I aim to follow in the tradition of Matsuo Bashō and Kobayashi Issa, poets who are vital to my writing practice (haiku and otherwise), while also acknowledging the language, ocean, centuries, and talented haiku poets between us. When it comes to form, I follow Bashō’s lead when he said “Even if you have three or four extra syllables, or even five or seven, you needn’t worry as long as it sounds right. But if even one syllable is stale in your mouth, give it all your attention.” (trans. Sam Hamill) In practice, that manifests in my using seventeen syllables as an unofficial “upper limit,” and ten or so as a lower limit. But my central formal goal is to include not one unnecessary syllable.
Rob Taylor is the author of three poetry collections, including The News (Gaspereau Press, 2016), which was a finalist for the 2017 Dorothy Livesay Poetry Prize. Rob is also the editor of What the Poets Are Doing: Canadian Poets in Conversation (Nightwood Editions, 2018) and guest editor of Best Canadian Poetry 2019 (Biblioasis, 2019). His fourth collection, Strangers, will be published by Biblioasis in Spring 2021. He lives with his family in Port Moody, BC.

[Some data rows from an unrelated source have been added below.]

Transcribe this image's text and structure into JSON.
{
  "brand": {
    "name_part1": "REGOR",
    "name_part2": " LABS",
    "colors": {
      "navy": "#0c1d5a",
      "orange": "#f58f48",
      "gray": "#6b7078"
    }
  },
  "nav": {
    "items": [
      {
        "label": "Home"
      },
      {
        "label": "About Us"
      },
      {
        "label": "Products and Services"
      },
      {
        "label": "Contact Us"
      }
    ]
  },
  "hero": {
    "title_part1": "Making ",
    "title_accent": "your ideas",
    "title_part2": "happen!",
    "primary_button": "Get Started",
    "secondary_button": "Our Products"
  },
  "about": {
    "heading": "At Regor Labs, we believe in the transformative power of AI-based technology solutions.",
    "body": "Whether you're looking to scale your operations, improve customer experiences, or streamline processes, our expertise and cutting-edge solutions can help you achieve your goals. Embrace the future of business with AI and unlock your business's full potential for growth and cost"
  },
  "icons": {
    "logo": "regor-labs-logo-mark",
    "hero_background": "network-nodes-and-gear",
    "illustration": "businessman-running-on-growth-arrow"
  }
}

periods break &
are broken by passages
of tranquil reprieve
we can't see the
mountain under so much snow
yet the mountain peaks
no game show tonight
audience: ask & answer
your own questions
I have consciously (and perhaps unconsciously) harvested what I like most about the haiku I have read. There is a kernel of something in every great haiku (only a kernel because of the restrained length); it may be profundity, reflexivity, or . . . whatever it is, it is almost always delivered with light, deceptive simplicity. I have endeavoured to achieve this effect with double entendre or non sequitur. I would like to evoke the “huh?” (question) that evolves into the “aha!” (realization), but I don’t know if I’m there yet.
mwpm is the author of two chapbooks, cryptopoems (The Blasted Tree, 2018) and tm (timglaset, 2018). Their writing has also appeared in filling Station, (parenthetical), untethered, Touch the Donkey, Our Teeth, baldhip, and Plenitude. mwpm lives and writes on the Haldimand tract, traditional territory of the Neutral, Anishnaabe, and Haudenosaunee peoples.